*** Data ***

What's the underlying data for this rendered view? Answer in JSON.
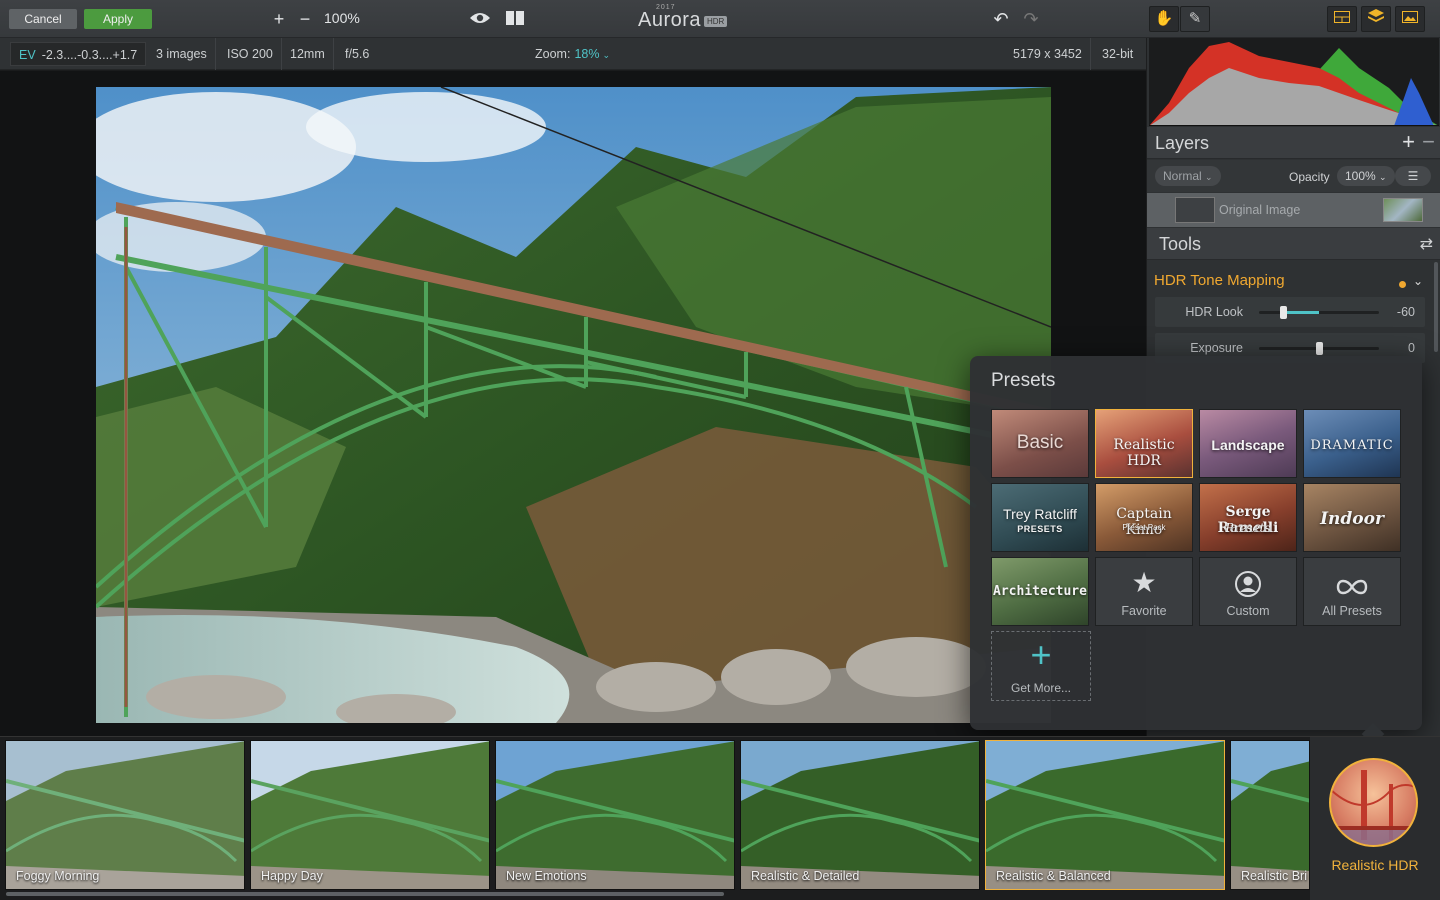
{
  "toolbar": {
    "cancel": "Cancel",
    "apply": "Apply",
    "zoom_percent": "100%",
    "logo_word": "Aurora",
    "logo_year": "2017",
    "logo_badge": "HDR"
  },
  "info": {
    "ev_label": "EV",
    "ev_values": "-2.3....-0.3....+1.7",
    "images": "3 images",
    "iso": "ISO 200",
    "focal": "12mm",
    "aperture": "f/5.6",
    "zoom_label": "Zoom:",
    "zoom_value": "18%",
    "dimensions": "5179 x 3452",
    "bit_depth": "32-bit"
  },
  "layers": {
    "title": "Layers",
    "blend_mode": "Normal",
    "opacity_label": "Opacity",
    "opacity_value": "100%",
    "layer_name": "Original Image"
  },
  "tools": {
    "title": "Tools",
    "section": "HDR Tone Mapping",
    "sliders": [
      {
        "label": "HDR Look",
        "value": "-60",
        "level": -0.6
      },
      {
        "label": "Exposure",
        "value": "0",
        "level": 0
      }
    ]
  },
  "presets": {
    "title": "Presets",
    "tiles": [
      {
        "label": "Basic"
      },
      {
        "label": "Realistic HDR",
        "selected": true
      },
      {
        "label": "Landscape"
      },
      {
        "label": "DRAMATIC"
      },
      {
        "label": "Trey Ratcliff",
        "sub": "PRESETS"
      },
      {
        "label": "Captain Kimo",
        "sub": "Preset Pack"
      },
      {
        "label": "Serge Ramelli",
        "sub": "Presets"
      },
      {
        "label": "Indoor"
      },
      {
        "label": "Architecture"
      }
    ],
    "categories": [
      {
        "label": "Favorite",
        "icon": "star-icon"
      },
      {
        "label": "Custom",
        "icon": "user-circle-icon"
      },
      {
        "label": "All Presets",
        "icon": "infinity-icon"
      }
    ],
    "get_more": "Get More..."
  },
  "filmstrip": {
    "items": [
      {
        "label": "Foggy Morning"
      },
      {
        "label": "Happy Day"
      },
      {
        "label": "New Emotions"
      },
      {
        "label": "Realistic & Detailed"
      },
      {
        "label": "Realistic & Balanced",
        "active": true
      },
      {
        "label": "Realistic Bri"
      }
    ],
    "category": "Realistic HDR"
  },
  "colors": {
    "accent_teal": "#4fc3c7",
    "accent_orange": "#f0a830",
    "apply_green": "#4c9b3f"
  }
}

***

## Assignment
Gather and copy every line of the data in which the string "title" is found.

## Expected output
    "title": "Layers",
    "title": "Tools",
    "title": "Presets",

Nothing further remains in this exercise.